Red Glove is the sequel to White Cat which you must read first if you’re going to read the series. It picks up pretty much where White Cat left off and begins with more woe, worry and grief for our protagonist Cassel as he returns to boarding school. Because of his abilities (which I’m not revealing because you need to read White Cat!) Cassel is once again drawn into a number of shady situations (to put it mildly) but this time he’s aware of everything he’s doing and he is torn up because of it. Cassel has an innate sense of decency despite the fact that he’s grown up with mobsters and a mother who makes her living bilking sugar daddies out of their fortunes. But as Cassel says, “Temptation is tempting.” Because of his uniqueness he is being seduced by mobsters and the FBI and gets involved in a murder investigation all while dealing with his tumultuous love affair with his sweetheart Lila.

I admire Cassel and his struggle with right and wrong and his ability to keep his sense of humor. Seriously, play out this little scenario, where his mom is demanding that he be an accomplice to her crime and tell me how well adjusted you would be if this was your idea of normal:

Mom says: “... grab the plastic bag over by my suitcase.”

The bag contains pantyhose. I put them on her desk.

“They’re for you.”

“You want me to look homeless, desperate but also kind of fabulous?”
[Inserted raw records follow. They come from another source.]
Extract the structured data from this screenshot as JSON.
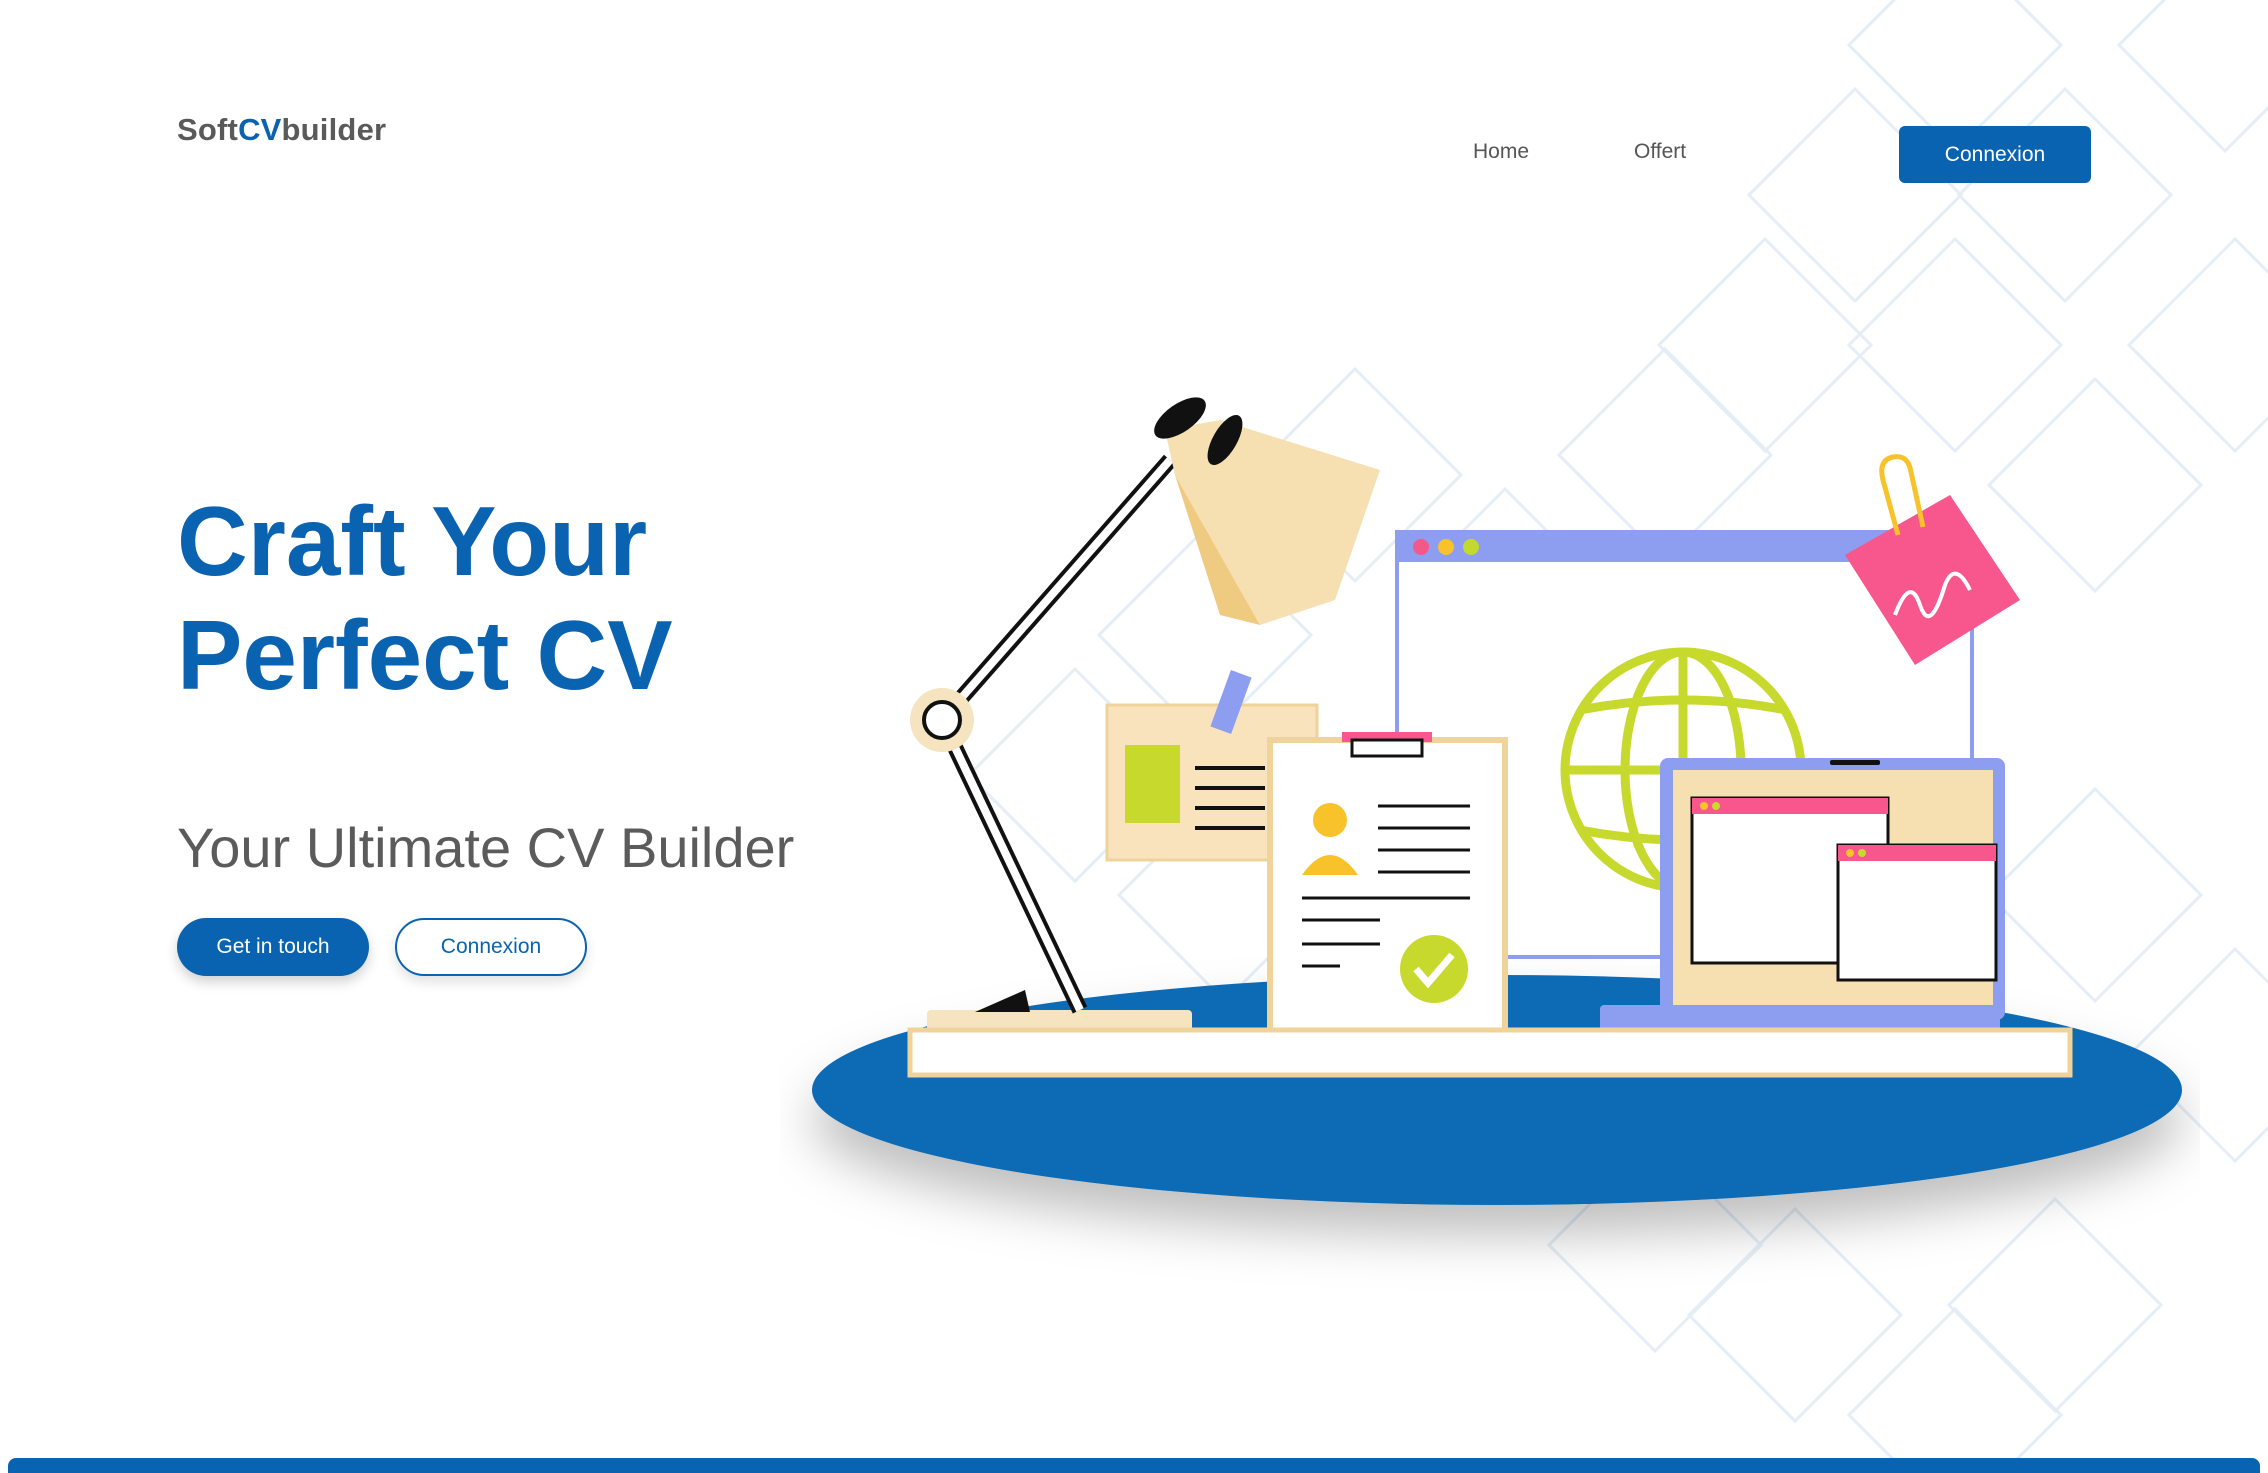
{
  "header": {
    "logo_part1": "Soft",
    "logo_part2": "CV",
    "logo_part3": "builder",
    "nav": {
      "home": "Home",
      "offer": "Offert",
      "cta": "Connexion"
    }
  },
  "hero": {
    "title_line1": "Craft Your",
    "title_line2": "Perfect CV",
    "subtitle": "Your Ultimate CV Builder",
    "primary_button": "Get in touch",
    "secondary_button": "Connexion"
  },
  "colors": {
    "brand": "#0a63b0",
    "text_gray": "#5b5b5b",
    "background": "#ffffff"
  },
  "illustration": {
    "icons": [
      "desk-lamp-icon",
      "globe-icon",
      "clipboard-cv-icon",
      "laptop-icon",
      "sticky-note-icon",
      "paperclip-icon",
      "id-card-icon",
      "checkmark-icon"
    ]
  }
}
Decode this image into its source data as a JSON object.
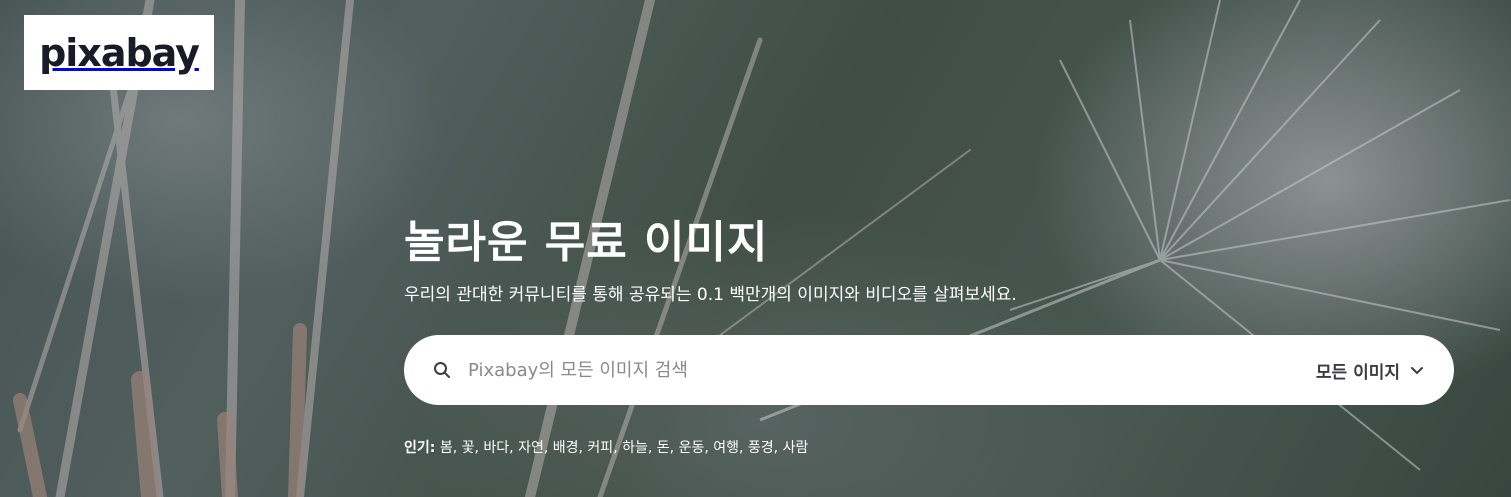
{
  "logo": {
    "text": "pixabay"
  },
  "hero": {
    "title": "놀라운 무료 이미지",
    "subtitle": "우리의 관대한 커뮤니티를 통해 공유되는 0.1 백만개의 이미지와 비디오를 살펴보세요."
  },
  "search": {
    "placeholder": "Pixabay의 모든 이미지 검색",
    "value": "",
    "type_label": "모든 이미지",
    "icon": "search-icon",
    "dropdown_icon": "chevron-down-icon"
  },
  "popular": {
    "label": "인기:",
    "tags": [
      "봄",
      "꽃",
      "바다",
      "자연",
      "배경",
      "커피",
      "하늘",
      "돈",
      "운동",
      "여행",
      "풍경",
      "사람"
    ]
  },
  "colors": {
    "logo_text": "#191b26",
    "overlay_text": "#ffffff",
    "search_bg": "#ffffff",
    "placeholder": "#8a8a8a"
  }
}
“Over your head,” she says

Oh, poor, sweet Cassel!

Honestly, why don’t they adapt these for film?

Red Glove has no schmaltz, no sickening gooiness, no self-involved, superficial brats like so much other YA and no weak females. Some may argue that Cassel’s mom is weak, unstable or crazy (and all of that may be a little true) but I see her as an opportunist, like the rest of her family members, using her powers to the fullest advantage for herself.

I grew to love Cassel’s character even more in this book and though his relationship with Lila remains complicated none of it ever feels contrived and the things that happen fit in with the magical plot and the power plays. I can’t wait for the next installment and hope more people check out this over looked series.